· Do you or your partner neglect other important areas of your life to please the other partner?
· Do you feel worthless unless your partner is making extreme sacrifices for you?
· Does your partner do anything to please and satisfy you, no matter what the expense to them?
· Do you feel you must be needed by your partner in order to have any purpose in life?
· Does the thought of not getting support or separating from your partner fill you with fear or dread?
· Do friends, family or others close to you mention that they sense something is “off” with your relationship?
· Do you or your partner believe you deserve to be mistreated, unhappy, or taken for granted?
Effects of a Codependent Relationship
Codependent relationships are often not sustainable. Eventually, tending to a partner consumes a lot of energy and interest may fade. A partner that keenly feels the other partner’s struggles can also feel guilty at the thought of limiting their help or terminating the relationship. That can lead to resentment.
You both may decide to stick together because of children, finances, the time you’ve invested, fear, shame, or inertia. A breakup can also cause extreme emotional pain to the needy partner; abandonment is often a big fear.
Effects on Your Personal Life
Codependency has effects not only within a relationship but outside of it: problems with other relationships, career, and everyday responsibilities.
· It can be very difficult to extract yourself from the relationship because your own identity is so wrapped up in sacrificing yourself for your partner.
· Codependency inhibits your maturity, life skills, and confidence.
· It can reduce your motivation to change because it discourages normal functioning; you continue to need more love, care, and assistance from your partner. You are less able to cope with life’s challenges without them.
Breaking the Cycle of Codependency
Awareness and the willingness to change and grow are the starting points for breaking the codependency cycle and healing. Here are some pathways:
· Recognize and stand up for your own wants and desires.
· Know that you’re not responsible for anyone's happiness; just your own.
· Relationships don’t shatter because of how you think your partner might respond and react. Stand up for and own your own feelings.
· See yourself as reliant and capable of handling life’s slings and arrows yourself and act upon it.
· Set up boundaries with your partner. Learn how to say no and accept when your partner says no.
· Accept that your partner may not always agree with you.
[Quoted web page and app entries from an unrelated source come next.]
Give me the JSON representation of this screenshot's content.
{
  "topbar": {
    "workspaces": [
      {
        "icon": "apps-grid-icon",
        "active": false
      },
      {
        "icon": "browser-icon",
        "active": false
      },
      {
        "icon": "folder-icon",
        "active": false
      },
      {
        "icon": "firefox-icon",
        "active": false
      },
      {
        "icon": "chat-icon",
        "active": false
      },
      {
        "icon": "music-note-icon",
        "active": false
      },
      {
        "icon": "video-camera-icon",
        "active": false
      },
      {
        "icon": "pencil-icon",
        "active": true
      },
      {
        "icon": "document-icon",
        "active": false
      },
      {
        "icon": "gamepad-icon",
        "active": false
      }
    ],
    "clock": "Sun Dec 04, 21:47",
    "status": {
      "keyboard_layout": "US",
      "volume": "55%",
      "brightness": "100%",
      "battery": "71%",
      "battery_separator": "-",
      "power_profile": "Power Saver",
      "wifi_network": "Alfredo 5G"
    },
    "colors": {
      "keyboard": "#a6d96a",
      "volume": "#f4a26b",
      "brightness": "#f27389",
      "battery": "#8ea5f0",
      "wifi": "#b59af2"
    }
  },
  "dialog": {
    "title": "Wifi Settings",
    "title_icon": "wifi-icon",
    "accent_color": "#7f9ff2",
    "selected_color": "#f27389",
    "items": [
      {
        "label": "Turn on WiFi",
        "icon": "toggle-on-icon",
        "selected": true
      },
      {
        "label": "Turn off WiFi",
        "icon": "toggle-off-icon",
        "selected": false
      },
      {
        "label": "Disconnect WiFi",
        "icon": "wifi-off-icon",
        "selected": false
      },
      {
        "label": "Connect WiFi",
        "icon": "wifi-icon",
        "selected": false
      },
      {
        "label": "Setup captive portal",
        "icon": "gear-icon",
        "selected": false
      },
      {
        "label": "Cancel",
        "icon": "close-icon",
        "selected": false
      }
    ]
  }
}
Try not to take that too much to heart.
· Get help through counseling to learn communication and coping mechanisms in your relationship and how to be more independent.
When you can successfully achieve some healing breakthroughs, you will begin to see your relationship for what it is or what it can be. At that point, you can more honestly assess if what you two have together is good, feels right, and is a source of joy and happiness for you both.
If you don’t see a light at the end of the codependency tunnel, it might be time for some relationship counseling to learn how to better understand yourself and how to walk away, if the relationship is not serving you.